The question is that if the system is using BMP entity beans for some other operations and the corresponding row is updated by the session bean, how would the entity bean be informed.
I dont see any way by which the entity bean could be informed by the container but I am looking for some tried and tested work arounds ?
Thanx a lot
You should use commit option B or C instead of A. commit options are specified by the ejb1.1 specification. A means that there is no other process/bean/application accessing and modifying the data (which is a very naive assumption) with B and C (i can't tell you the difference from the tp of my head, look it up) the Entity bean verifies it's data integrity with the database.. so that's your solution..
The note about using commit options B and C is crucial, but it doesn't answer your question. Btw:, the difference between B and C is pretty academic, but if you're interested:
Commit option B: the container keeps a cached instance of an entity between transaction, but does not assure it total control so it must synchronize it when beginning/committing a transaction.
Commit option C: the container doesn't keep a cached instance of an entity. It returns instances to the pool as soon as their transaction is concluded.
To find out which commit options your App server supports check out it's docs.
As for your question, the App server does not notify the entity beans of such deletion. If the entity was deleted and a bean tries to select it, it simply won't find it and should throw NoSuchEntityException. If the entity beans has selected the row, then it was deleted, and then it tries to update it it either won't find it (handle same way as above), or the DB will not allow it to update (can occur with optimistic locking like with Oracle SERIALIZABLE transactions). In either case, you will get some sort of indication from the DB about the problem.
Note that this holds only for BMP beans.
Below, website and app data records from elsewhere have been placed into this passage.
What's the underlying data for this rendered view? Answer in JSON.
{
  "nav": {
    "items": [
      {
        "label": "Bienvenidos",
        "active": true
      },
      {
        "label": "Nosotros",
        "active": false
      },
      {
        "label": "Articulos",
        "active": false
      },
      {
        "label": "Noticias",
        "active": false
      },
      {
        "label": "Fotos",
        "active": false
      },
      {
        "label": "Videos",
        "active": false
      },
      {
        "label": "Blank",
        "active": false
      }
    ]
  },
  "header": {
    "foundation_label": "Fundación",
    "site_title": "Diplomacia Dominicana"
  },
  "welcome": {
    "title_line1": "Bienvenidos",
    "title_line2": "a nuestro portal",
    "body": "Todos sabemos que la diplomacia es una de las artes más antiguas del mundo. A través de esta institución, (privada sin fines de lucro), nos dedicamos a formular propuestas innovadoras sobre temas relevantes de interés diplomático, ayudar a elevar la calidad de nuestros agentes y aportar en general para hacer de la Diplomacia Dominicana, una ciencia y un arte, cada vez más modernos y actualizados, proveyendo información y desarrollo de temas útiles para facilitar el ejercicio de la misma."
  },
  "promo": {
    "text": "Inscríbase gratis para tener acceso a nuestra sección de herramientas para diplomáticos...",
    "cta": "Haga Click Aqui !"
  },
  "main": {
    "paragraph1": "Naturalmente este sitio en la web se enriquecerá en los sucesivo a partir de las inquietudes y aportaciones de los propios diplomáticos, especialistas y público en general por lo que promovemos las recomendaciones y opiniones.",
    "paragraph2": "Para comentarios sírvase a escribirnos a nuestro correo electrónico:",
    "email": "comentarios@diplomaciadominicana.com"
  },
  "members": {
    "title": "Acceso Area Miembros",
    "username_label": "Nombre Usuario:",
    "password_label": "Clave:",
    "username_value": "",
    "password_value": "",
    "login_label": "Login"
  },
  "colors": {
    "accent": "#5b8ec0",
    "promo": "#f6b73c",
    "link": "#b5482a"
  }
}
In general, your client should expect a java.rmi.NoSuchObjectException.